As the work progressed and the preparations for the Exhibition multiplied, it was found that the buildings originally determined on would be insufficient.
The labors of the Board of Finance to procure subscriptions to the stock were incessant, but the result of all their labors in this direction was insufficient to meet the demands upon them for space in which exhibitors could be accommodated.
In this emergency it was deemed advisable to make application to the Councils of the City of Philadelphia for a further appropriation of one million of dollars for the erection of two additional buildings, the Machinery and Horticultural Halls.
In order to secure this appropriation a large public meeting was held, and the plan cordially indorsed by it.

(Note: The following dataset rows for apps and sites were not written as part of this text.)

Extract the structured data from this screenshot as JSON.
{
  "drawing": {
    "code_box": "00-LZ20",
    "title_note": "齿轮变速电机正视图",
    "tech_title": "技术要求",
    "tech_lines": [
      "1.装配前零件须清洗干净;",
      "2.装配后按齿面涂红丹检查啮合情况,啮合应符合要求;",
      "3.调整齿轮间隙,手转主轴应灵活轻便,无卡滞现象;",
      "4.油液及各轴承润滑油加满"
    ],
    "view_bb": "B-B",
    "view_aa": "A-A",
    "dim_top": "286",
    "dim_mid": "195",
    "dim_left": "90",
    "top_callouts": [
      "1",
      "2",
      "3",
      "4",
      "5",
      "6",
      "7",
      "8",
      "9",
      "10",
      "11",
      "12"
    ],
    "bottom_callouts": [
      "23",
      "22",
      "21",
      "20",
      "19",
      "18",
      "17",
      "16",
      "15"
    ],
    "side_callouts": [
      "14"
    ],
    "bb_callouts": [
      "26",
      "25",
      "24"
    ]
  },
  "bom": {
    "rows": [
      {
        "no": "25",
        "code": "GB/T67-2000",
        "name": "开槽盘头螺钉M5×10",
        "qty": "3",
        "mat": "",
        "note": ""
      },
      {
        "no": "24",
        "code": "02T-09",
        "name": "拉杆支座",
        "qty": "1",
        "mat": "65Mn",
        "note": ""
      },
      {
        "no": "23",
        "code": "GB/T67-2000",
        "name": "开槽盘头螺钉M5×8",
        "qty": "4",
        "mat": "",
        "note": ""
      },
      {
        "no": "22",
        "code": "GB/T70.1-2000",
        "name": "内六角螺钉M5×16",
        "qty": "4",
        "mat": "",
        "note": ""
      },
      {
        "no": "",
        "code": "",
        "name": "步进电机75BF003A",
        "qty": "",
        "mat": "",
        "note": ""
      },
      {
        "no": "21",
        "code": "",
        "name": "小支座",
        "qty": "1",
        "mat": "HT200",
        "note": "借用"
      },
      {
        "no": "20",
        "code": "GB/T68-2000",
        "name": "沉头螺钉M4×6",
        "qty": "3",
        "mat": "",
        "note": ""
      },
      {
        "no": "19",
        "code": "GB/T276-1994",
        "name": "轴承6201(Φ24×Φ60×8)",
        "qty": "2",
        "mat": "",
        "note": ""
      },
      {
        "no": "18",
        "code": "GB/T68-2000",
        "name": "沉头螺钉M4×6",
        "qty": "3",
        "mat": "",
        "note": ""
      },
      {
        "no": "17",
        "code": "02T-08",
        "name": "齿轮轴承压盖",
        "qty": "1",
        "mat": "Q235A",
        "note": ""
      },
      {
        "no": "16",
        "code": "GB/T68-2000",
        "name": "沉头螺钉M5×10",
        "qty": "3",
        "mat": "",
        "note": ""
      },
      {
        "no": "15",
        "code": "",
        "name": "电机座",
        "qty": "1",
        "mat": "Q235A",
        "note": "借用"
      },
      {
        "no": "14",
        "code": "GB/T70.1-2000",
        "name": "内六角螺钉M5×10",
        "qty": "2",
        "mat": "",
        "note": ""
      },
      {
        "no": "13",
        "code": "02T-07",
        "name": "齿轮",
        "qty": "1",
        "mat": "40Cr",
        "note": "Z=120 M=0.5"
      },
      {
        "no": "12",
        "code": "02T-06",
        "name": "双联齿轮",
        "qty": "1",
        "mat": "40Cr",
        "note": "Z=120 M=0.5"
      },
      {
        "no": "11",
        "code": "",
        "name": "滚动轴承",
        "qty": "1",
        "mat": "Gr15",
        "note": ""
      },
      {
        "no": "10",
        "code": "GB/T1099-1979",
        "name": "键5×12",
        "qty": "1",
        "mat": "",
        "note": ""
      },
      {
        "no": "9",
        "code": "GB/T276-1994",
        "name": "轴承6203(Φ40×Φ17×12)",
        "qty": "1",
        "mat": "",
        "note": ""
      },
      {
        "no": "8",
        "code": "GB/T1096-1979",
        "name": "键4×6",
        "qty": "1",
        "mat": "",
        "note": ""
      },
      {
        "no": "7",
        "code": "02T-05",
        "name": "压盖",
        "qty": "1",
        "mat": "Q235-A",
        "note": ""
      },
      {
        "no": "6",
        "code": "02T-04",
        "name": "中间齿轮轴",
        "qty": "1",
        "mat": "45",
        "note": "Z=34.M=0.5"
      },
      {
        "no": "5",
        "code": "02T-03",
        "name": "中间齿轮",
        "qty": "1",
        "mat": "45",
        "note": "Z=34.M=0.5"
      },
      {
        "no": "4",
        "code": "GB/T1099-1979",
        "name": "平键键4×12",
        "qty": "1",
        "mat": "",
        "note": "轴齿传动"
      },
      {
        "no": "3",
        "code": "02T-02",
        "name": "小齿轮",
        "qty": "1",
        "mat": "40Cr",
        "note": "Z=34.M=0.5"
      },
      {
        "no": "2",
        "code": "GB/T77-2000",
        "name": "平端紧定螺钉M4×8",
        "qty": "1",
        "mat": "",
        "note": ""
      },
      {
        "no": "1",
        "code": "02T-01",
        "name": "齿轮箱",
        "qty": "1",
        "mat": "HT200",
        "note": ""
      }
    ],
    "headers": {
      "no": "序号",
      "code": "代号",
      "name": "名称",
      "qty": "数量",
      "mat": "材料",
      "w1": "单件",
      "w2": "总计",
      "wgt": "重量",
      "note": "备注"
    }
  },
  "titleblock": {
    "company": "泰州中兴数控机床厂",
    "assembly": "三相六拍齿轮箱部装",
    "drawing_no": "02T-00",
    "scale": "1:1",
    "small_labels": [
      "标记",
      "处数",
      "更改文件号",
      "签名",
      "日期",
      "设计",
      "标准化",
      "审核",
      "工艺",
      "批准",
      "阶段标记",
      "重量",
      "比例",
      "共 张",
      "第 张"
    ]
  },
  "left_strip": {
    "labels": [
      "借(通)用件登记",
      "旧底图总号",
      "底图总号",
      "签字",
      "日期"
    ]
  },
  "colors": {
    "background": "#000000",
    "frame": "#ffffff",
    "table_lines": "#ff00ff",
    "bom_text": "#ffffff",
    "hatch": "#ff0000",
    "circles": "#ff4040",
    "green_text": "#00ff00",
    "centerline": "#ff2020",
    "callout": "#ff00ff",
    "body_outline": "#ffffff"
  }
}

Committees were appointed to circulate and obtain signatures to memorials to the Councils praying them to make such an appropriation, and the movement met with such universal approval that the appropriation was speedily and with great unanimity granted.
The work now went rapidly forward, contracts were made for the Horticultural and Machinery Halls, to be paid for out of this city appropriation.
The plan for the great Agricultural Hall and the contract for its erection soon followed, and then those for the offices for the use of the Commission and Board of Finance; the Judges’ Hall and other subsidiary buildings followed in rapid succession.
All this work was pressed forward with the greatest energy in order that there might be no failure to open the Exhibition on the 10th of May, 1876.
The Board of Finance, however, found at the close of the year 1875 that their means for the payment of their contracts and engagements were insufficient, and in connection with the United States Centennial Commission the Board of Finance determined to make an application to Congress for an appropriation.
This was granted to the extent of $1,500,000 by the Act of February 16, 1876, which the Supreme Court of the United States decided was a loan, to be repaid before any distribution of remaining assets could be made to the stockholders.
The result of all the labors of the Board of Finance in the direction of procuring means for the erection of the buildings and the payment of all necessary preliminary expenses was, that the Exhibition was opened on the 10th of May, 1876, with all the debts of the Board paid or amply provided for, so that the admission money, the sales of concessions, and the final sales of the buildings erected with the money of the stockholders would be available for the payment of the remaining expenses of the Exhibition, for the reimbursement of the appropriation made by Congress, and for the repayment of the capital stock.
To aid in fitly commemorating the Exhibition and the great event in the history of the world which it illustrated, Centennial medals were struck in bronze and silver, and were sold in aid of the general fund.
When the repayment of the §1,500,000 to the United States had been made, it was deemed advisable, after reserving what was deemed a sufficient sum to cover all remaining expenses, to make a partial distribution to the stockholders on account of their shares of capital stock.
In order to put the stockholders on as near a footing of equality as practicable, it was resolved to allow interest at the rate of six per cent, on all installments paid in between May 1, 1873, and January 1, 1876, and in addition to the interest so due to each stock holder, to pay $1.75 per share on each share of stock.
Immediately after the close of the Exhibition measures were taken by the Board to sell all the property, furniture, and fixtures at public sale.
In its own report will be found an abstract of the accounts of the Board, showing its receipts and payments to this date.
The Bicentennial Half Dollar Coin shows with an image of the main Centennial exhibition hall in Philadelphia.